Mental Health Challenges as Superpowers
But these challenges taught me an invaluable lesson in empathy, vulnerability, and the importance of connection to other people. I learned instructive lessons about this deeply human experience we are walking through together, and it greatly informs my work and personal life now. My story changes others’ beliefs too; when we tell stories of struggle and challenge that defy conventional stereotypes, we break down barriers for others to share their own authenticity and experience in turn.
And we’re given the means (or forced, verbiage up to you) to do the really hard work of caring for ourselves deeply. Of learning what prevents crisis, of learning how to fill up our battery and keep a well-stocked piggy bank, of knowing the warning signs. I believe strongly, now, that my challenges (then and now) are my superpowers.
Perhaps the memory of your lows inspires the creativity you bring to your work, now. Or maybe the anxiety you experienced before has changed the way you relate to other people. Or perhaps the intrusive thoughts you deal with have shown you how to care for yourself in a way you wouldn’t have otherwise.
Or maybe this idea feels like a load of garbage today—that’s possible, too. (Reasonable, even!)
Our intent isn’t to tell you how to feel, because suppressing feelings is often one of the factors that leads us to unsatisfactory relationships with alcohol. Numbing the feelings, pushing them down, using something external to avoid them.

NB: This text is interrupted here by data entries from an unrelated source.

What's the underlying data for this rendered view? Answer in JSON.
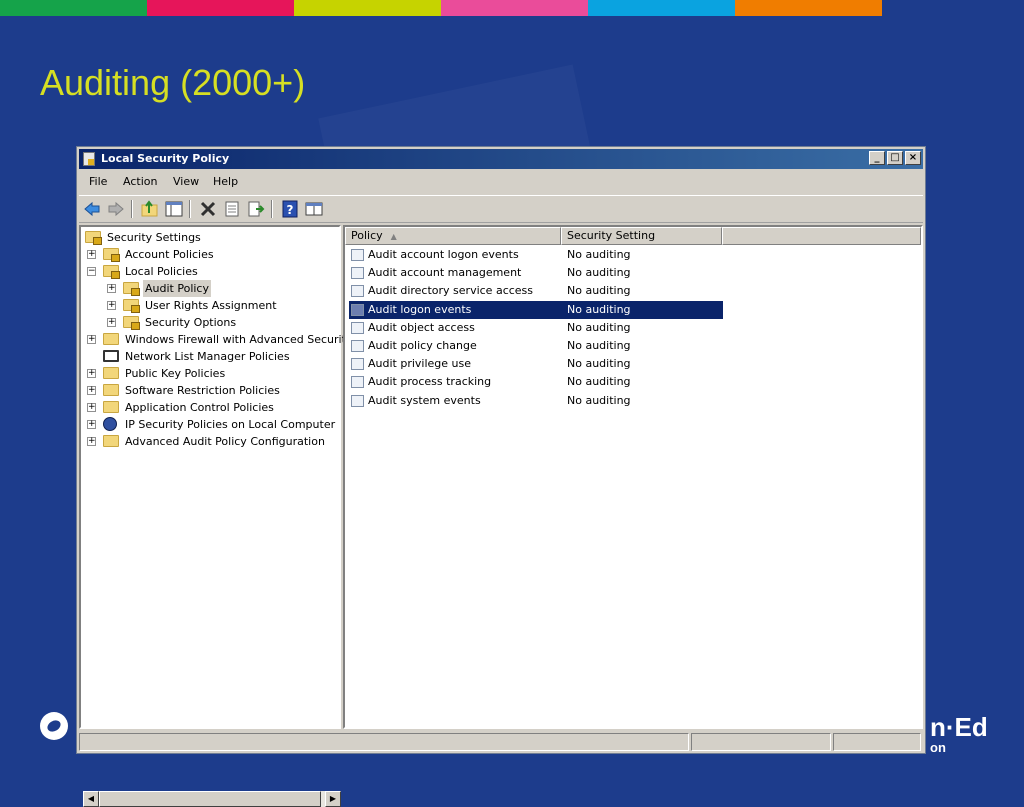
{
  "slide": {
    "title": "Auditing (2000+)",
    "colors": [
      "#15a34a",
      "#e6155a",
      "#c6d300",
      "#ea4c9a",
      "#0aa3e0",
      "#f07d00",
      "#1d3c8c"
    ],
    "brand_right_text": "n·Ed",
    "brand_right_sub": "on"
  },
  "window": {
    "title": "Local Security Policy",
    "controls": {
      "minimize": "_",
      "maximize": "□",
      "close": "×"
    },
    "menu": [
      "File",
      "Action",
      "View",
      "Help"
    ],
    "toolbar_icons": [
      "back-arrow-icon",
      "forward-arrow-icon",
      "up-folder-icon",
      "show-hide-tree-icon",
      "delete-icon",
      "properties-icon",
      "export-list-icon",
      "help-icon",
      "view-icon"
    ]
  },
  "tree": [
    {
      "label": "Security Settings",
      "icon": "security-settings-icon",
      "expander": ""
    },
    {
      "label": "Account Policies",
      "icon": "folder-lock-icon",
      "expander": "+"
    },
    {
      "label": "Local Policies",
      "icon": "folder-lock-icon",
      "expander": "−"
    },
    {
      "label": "Audit Policy",
      "icon": "folder-lock-icon",
      "expander": "+",
      "selected": true
    },
    {
      "label": "User Rights Assignment",
      "icon": "folder-lock-icon",
      "expander": "+"
    },
    {
      "label": "Security Options",
      "icon": "folder-lock-icon",
      "expander": "+"
    },
    {
      "label": "Windows Firewall with Advanced Security",
      "icon": "folder-icon",
      "expander": "+"
    },
    {
      "label": "Network List Manager Policies",
      "icon": "folder-icon",
      "expander": ""
    },
    {
      "label": "Public Key Policies",
      "icon": "folder-icon",
      "expander": "+"
    },
    {
      "label": "Software Restriction Policies",
      "icon": "folder-icon",
      "expander": "+"
    },
    {
      "label": "Application Control Policies",
      "icon": "folder-icon",
      "expander": "+"
    },
    {
      "label": "IP Security Policies on Local Computer",
      "icon": "ip-security-icon",
      "expander": "+"
    },
    {
      "label": "Advanced Audit Policy Configuration",
      "icon": "folder-icon",
      "expander": "+"
    }
  ],
  "list": {
    "columns": [
      "Policy",
      "Security Setting"
    ],
    "sort_indicator": "▲",
    "rows": [
      {
        "policy": "Audit account logon events",
        "setting": "No auditing"
      },
      {
        "policy": "Audit account management",
        "setting": "No auditing"
      },
      {
        "policy": "Audit directory service access",
        "setting": "No auditing"
      },
      {
        "policy": "Audit logon events",
        "setting": "No auditing",
        "selected": true
      },
      {
        "policy": "Audit object access",
        "setting": "No auditing"
      },
      {
        "policy": "Audit policy change",
        "setting": "No auditing"
      },
      {
        "policy": "Audit privilege use",
        "setting": "No auditing"
      },
      {
        "policy": "Audit process tracking",
        "setting": "No auditing"
      },
      {
        "policy": "Audit system events",
        "setting": "No auditing"
      }
    ]
  }
}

Instead, feel your feelings—we’ll just offer slight reframes along the way.